The panel found that all such accusations and requests were baseless, and it denied Zappin’s related motions that a 2016 order finding him guilty of professional misconduct be vacated, and that the grievance committee’s reply to a referee’s report on Zappin be stricken.

Instead, First Department Justices Rolando Acosta, Rosalyn Richter, Sallie Manzanet-Daniels, Troy Webber and Marcy Kahn wrote that Zappin’s inability to admit his own wrongs further weighed in favor of disbarring him.

“Notwithstanding the repeated acts of egregious misconduct respondent has committed over the course of several years, he has neither demonstrated any remorse nor any acceptance of responsibility for his intolerable actions,” the panel wrote.

It also pointed out that he had been found—first via a 100-page decision issued in 2016 by Manhattan Supreme Court Justice Matthew Cooper, who helped preside over the divorce and custody proceedings—to have violated seven New York Rules of Professional Conduct: 22 NYCRR 1200.0 Rule 8.4(c) (conduct involving dishonesty, fraud, deceit or misrepresentation); Rule 8.4(d) (conduct prejudicial to the administration of justice); Rule 3.1 (frivolous litigation); Rule 3.3(a)(1) (knowingly make a false statement of fact or law to a tribunal); Rule 3.3(a)(3) (knowing use or offer of false evidence); Rule 3.3(f)(2) (undignified or discourteous conduct before a tribunal); and Rule 8.4(h) (other conduct adversely reflecting on fitness as a lawyer).

Cooper also levied a $10,000 sanctions order against Zappin for his conduct, after which Zappin sued Cooper, unsuccessfully, in federal court.

Zappin, who according the panel now resides in West Virginia and is admitted to practice law there, said in a lengthy email to the Law Journal on Thursday that the panel’s ruling “is one of the most corrupt and retaliatory decisions ever issued by any court.”

For one, he wrote, it’s retaliatory because he claimed there is “a motion to enjoin the disciplinary proceeding detailing the misconduct of the Attorney Grievance Committee and the First Department [that] was fully briefed in federal court awaiting a decision any day.”

He then went on to accuse the judges who’ve handled his matters of wrongdoing, and he claimed the First Department’s decision was based on false reports and was issued without him getting an opportunity to be heard.

“In the meantime, I intend to appeal and continue to fight in federal court, while keeping my website up-to-date with new filings,” Zappin added.

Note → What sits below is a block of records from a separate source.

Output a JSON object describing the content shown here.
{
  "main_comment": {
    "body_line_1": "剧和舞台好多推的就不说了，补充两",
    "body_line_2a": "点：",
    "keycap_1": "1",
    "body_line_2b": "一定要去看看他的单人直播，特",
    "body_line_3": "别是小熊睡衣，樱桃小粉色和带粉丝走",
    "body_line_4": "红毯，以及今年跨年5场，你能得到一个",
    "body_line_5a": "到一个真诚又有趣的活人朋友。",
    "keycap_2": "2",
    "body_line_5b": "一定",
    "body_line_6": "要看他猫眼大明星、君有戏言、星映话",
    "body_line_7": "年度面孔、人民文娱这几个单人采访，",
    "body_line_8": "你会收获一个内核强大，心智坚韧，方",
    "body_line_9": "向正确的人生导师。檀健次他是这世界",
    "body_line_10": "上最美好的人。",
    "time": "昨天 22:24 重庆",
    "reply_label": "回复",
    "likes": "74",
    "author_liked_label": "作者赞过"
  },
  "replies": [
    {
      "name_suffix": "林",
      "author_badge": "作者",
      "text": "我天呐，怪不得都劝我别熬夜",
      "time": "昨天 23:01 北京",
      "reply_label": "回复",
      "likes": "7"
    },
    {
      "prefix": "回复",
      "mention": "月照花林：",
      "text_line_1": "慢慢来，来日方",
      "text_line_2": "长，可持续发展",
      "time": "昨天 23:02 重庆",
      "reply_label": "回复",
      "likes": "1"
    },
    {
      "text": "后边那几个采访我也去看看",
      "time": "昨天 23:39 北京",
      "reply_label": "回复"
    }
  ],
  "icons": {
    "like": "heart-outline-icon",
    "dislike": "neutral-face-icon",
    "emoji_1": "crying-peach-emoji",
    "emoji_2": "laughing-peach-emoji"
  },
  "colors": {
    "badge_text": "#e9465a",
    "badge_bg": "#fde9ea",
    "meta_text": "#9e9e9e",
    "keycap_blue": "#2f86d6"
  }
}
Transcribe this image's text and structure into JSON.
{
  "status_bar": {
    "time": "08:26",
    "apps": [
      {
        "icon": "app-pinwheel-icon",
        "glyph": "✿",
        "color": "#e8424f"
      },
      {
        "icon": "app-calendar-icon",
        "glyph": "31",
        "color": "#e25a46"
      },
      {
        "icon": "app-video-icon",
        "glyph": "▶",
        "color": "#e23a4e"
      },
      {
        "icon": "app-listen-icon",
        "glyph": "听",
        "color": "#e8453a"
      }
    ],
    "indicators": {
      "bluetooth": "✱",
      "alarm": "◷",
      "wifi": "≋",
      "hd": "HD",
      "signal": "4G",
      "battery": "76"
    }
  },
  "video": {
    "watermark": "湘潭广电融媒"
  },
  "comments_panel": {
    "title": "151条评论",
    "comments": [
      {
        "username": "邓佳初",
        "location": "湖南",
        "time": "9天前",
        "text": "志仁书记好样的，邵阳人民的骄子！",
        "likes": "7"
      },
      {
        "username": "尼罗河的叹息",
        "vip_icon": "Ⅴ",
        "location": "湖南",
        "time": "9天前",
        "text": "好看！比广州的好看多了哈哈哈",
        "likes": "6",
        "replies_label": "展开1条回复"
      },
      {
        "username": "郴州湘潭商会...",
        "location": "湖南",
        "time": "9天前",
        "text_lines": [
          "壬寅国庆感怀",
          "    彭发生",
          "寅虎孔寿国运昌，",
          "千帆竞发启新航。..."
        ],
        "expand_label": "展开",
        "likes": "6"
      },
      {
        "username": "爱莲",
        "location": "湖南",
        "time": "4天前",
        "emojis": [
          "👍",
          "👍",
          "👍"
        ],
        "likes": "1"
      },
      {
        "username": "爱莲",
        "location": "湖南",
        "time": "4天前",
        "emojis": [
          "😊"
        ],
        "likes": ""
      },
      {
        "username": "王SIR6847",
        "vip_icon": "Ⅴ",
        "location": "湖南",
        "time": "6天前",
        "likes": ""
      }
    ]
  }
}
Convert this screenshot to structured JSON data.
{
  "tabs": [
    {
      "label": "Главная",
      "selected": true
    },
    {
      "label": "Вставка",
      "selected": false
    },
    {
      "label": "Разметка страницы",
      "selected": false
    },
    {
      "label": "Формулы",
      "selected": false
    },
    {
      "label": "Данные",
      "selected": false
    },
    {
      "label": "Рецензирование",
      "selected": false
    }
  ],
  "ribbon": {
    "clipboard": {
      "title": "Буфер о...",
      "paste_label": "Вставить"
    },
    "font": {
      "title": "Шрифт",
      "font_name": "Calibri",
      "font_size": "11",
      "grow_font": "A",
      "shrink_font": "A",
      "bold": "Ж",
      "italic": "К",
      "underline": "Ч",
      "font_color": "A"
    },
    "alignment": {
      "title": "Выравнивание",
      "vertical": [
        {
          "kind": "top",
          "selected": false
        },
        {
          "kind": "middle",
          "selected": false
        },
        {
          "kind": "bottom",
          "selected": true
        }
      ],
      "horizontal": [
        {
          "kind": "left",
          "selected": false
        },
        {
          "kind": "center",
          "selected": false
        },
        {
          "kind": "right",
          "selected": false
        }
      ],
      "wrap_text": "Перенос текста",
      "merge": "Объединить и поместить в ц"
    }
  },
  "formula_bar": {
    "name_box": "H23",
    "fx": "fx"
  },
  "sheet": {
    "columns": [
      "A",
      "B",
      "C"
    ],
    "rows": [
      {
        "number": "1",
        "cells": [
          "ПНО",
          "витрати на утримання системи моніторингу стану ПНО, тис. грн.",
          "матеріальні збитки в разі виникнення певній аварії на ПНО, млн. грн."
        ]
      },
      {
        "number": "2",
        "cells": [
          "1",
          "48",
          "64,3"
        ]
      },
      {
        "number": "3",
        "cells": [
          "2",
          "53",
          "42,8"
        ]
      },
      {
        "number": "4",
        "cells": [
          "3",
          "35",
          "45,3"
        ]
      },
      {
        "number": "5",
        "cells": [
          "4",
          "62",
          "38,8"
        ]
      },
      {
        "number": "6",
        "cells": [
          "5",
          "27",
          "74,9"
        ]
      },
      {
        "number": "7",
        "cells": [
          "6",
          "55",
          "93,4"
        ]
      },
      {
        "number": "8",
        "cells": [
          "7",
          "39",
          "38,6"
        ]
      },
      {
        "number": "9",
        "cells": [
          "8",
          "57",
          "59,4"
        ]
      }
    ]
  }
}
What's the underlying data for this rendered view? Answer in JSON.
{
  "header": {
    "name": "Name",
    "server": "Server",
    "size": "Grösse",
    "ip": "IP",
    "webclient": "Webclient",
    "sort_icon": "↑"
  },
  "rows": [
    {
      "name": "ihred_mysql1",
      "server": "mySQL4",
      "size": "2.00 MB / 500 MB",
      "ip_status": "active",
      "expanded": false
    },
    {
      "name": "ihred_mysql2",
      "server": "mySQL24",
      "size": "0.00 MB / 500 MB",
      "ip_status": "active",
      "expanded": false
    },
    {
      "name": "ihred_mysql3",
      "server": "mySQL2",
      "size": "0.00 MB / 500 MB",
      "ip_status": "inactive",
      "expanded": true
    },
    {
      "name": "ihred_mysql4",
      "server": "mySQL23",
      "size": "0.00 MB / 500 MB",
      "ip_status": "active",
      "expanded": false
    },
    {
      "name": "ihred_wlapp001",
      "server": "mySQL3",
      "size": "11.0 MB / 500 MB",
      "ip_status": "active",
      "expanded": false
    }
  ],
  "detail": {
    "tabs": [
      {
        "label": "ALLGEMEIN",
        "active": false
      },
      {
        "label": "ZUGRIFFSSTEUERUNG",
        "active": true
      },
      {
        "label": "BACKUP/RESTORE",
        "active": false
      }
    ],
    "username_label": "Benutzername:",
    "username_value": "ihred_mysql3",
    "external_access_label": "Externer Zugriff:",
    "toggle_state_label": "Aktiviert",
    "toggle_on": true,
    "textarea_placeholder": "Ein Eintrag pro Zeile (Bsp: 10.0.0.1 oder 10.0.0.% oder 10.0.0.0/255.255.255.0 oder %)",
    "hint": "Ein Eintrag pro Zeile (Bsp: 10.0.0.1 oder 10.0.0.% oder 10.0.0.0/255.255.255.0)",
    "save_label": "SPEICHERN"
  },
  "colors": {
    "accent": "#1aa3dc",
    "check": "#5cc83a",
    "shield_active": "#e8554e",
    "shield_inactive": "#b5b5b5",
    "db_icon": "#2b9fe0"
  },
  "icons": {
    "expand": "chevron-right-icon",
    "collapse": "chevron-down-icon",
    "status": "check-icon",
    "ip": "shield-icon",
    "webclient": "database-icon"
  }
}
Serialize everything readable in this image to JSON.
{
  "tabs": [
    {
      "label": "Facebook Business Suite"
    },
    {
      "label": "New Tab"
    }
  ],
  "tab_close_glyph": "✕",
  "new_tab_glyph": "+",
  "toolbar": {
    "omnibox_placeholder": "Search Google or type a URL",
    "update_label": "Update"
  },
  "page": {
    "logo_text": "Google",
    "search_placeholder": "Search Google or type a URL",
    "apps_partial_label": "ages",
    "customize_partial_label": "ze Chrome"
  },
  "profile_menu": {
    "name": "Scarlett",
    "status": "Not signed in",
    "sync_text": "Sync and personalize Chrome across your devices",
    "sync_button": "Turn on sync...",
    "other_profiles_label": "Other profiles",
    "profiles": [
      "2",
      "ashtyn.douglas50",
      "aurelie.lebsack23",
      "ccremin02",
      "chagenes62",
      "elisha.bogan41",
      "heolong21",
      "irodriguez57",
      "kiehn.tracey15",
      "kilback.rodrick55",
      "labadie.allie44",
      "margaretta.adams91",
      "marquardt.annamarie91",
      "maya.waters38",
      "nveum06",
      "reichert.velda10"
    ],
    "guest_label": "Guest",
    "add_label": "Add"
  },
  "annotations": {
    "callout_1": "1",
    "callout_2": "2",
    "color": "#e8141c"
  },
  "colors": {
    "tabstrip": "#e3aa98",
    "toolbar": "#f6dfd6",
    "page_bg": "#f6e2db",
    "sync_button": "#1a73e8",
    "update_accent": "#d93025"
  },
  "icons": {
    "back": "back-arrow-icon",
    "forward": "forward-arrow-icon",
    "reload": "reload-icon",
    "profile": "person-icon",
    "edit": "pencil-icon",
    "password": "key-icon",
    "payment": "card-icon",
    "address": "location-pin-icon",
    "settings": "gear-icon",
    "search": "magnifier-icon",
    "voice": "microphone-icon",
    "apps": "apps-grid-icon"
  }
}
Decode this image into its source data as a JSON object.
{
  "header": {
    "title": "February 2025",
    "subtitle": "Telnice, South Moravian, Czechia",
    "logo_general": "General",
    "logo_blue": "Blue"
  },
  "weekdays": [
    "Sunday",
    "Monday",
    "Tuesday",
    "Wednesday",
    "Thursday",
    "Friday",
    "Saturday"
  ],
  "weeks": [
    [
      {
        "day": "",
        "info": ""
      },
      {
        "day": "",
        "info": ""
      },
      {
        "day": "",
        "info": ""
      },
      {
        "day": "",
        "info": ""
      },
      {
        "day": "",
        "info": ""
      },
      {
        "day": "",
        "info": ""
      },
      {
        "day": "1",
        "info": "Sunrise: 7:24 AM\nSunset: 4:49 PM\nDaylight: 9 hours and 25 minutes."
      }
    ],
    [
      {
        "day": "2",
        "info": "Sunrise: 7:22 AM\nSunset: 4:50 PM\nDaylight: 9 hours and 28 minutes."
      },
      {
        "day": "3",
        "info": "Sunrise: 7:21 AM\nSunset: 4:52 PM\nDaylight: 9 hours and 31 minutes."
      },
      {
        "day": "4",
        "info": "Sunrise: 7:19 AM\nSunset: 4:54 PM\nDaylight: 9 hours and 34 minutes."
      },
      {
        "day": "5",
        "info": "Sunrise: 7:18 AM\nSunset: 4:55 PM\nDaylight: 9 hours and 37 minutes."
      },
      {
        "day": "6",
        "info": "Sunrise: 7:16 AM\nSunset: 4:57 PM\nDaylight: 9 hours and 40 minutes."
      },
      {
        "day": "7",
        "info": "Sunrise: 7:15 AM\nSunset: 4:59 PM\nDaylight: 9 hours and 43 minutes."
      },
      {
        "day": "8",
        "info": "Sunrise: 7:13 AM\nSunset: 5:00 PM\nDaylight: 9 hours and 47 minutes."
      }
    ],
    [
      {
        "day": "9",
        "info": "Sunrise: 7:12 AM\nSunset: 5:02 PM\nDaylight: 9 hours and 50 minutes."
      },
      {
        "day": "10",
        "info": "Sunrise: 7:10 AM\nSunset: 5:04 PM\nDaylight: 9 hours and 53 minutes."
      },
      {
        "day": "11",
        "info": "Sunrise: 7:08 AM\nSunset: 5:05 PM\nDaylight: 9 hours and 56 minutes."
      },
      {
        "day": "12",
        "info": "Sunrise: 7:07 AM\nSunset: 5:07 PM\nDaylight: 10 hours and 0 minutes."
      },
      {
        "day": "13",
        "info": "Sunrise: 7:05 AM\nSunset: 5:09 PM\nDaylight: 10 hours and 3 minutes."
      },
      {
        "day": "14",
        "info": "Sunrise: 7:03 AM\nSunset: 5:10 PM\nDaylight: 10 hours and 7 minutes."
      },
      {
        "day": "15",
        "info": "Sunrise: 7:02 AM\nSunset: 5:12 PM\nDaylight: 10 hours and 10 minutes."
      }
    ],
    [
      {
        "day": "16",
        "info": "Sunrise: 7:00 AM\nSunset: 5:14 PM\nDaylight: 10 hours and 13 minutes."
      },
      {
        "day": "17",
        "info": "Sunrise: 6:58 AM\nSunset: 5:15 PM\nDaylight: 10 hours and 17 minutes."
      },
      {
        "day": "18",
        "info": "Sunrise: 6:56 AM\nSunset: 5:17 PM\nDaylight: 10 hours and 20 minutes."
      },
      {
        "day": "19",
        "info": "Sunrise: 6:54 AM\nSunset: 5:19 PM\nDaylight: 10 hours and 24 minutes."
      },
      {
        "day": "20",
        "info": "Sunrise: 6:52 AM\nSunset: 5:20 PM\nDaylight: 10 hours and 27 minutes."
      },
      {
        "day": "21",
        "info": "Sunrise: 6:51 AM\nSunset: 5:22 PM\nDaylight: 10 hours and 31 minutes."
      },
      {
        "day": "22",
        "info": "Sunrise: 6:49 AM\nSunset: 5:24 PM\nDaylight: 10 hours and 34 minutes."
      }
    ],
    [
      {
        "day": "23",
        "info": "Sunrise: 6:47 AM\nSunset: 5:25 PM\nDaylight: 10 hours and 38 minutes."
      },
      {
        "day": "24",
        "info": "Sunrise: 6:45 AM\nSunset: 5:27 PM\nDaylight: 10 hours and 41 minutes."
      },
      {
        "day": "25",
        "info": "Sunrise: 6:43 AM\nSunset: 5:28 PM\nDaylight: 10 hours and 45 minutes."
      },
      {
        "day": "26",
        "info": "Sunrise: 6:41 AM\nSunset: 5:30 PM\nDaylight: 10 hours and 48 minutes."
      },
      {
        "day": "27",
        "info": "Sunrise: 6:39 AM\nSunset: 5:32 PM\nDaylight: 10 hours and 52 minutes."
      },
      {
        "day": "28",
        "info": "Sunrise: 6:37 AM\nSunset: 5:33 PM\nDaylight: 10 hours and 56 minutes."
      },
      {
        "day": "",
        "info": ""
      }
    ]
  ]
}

He also expected to ultimately have his license reinstated, he said.

The panel’s March 8 opinion, which said that Zappin’s name should be immediately stricken from New York State’s roll of attorneys, was limited to considering whether to affirm a judicial referee’s recommendation to disbar Zappin.

The First Department had granted an October 2016 motion from the grievance committee that sought confirmation, based on the doctrine of collateral estoppel, of Cooper’s findings that Zappin had committed misconduct. The appeals court then sent the matter to a referee only for the purpose of considering mitigating or aggravating evidence, and recommending, in turn, an appropriate remedy.

The referee endorsed disbarment, and the panel agreed.

In accepting the referee’s assessment, the panel noted that “the Referee rejected respondent’s mitigation evidence, finding incredible respondent’s accusations of domestic violence by his then-former wife, noting their rejection by both the D.C. police and the courts in D.C. and New York; that respondent’s deposition testimony as to the sporadic counseling he received in law school and his occasionally taking antidepressants while in college did not constitute mitigation; that his charitable work was insignificant; and that his therapist’s letter and the similarly worded letters of four character witnesses provided no basis for mitigation.”

The justices also quoted the referee as having written: “[Zappin’s] numerous instances of misbehavior may have all occurred in the same litigation, but it was extensive and unbridled. … The record demonstrates [respondent's] unfitness for the practice of law, from which the public should be protected by ordering his disbarment.”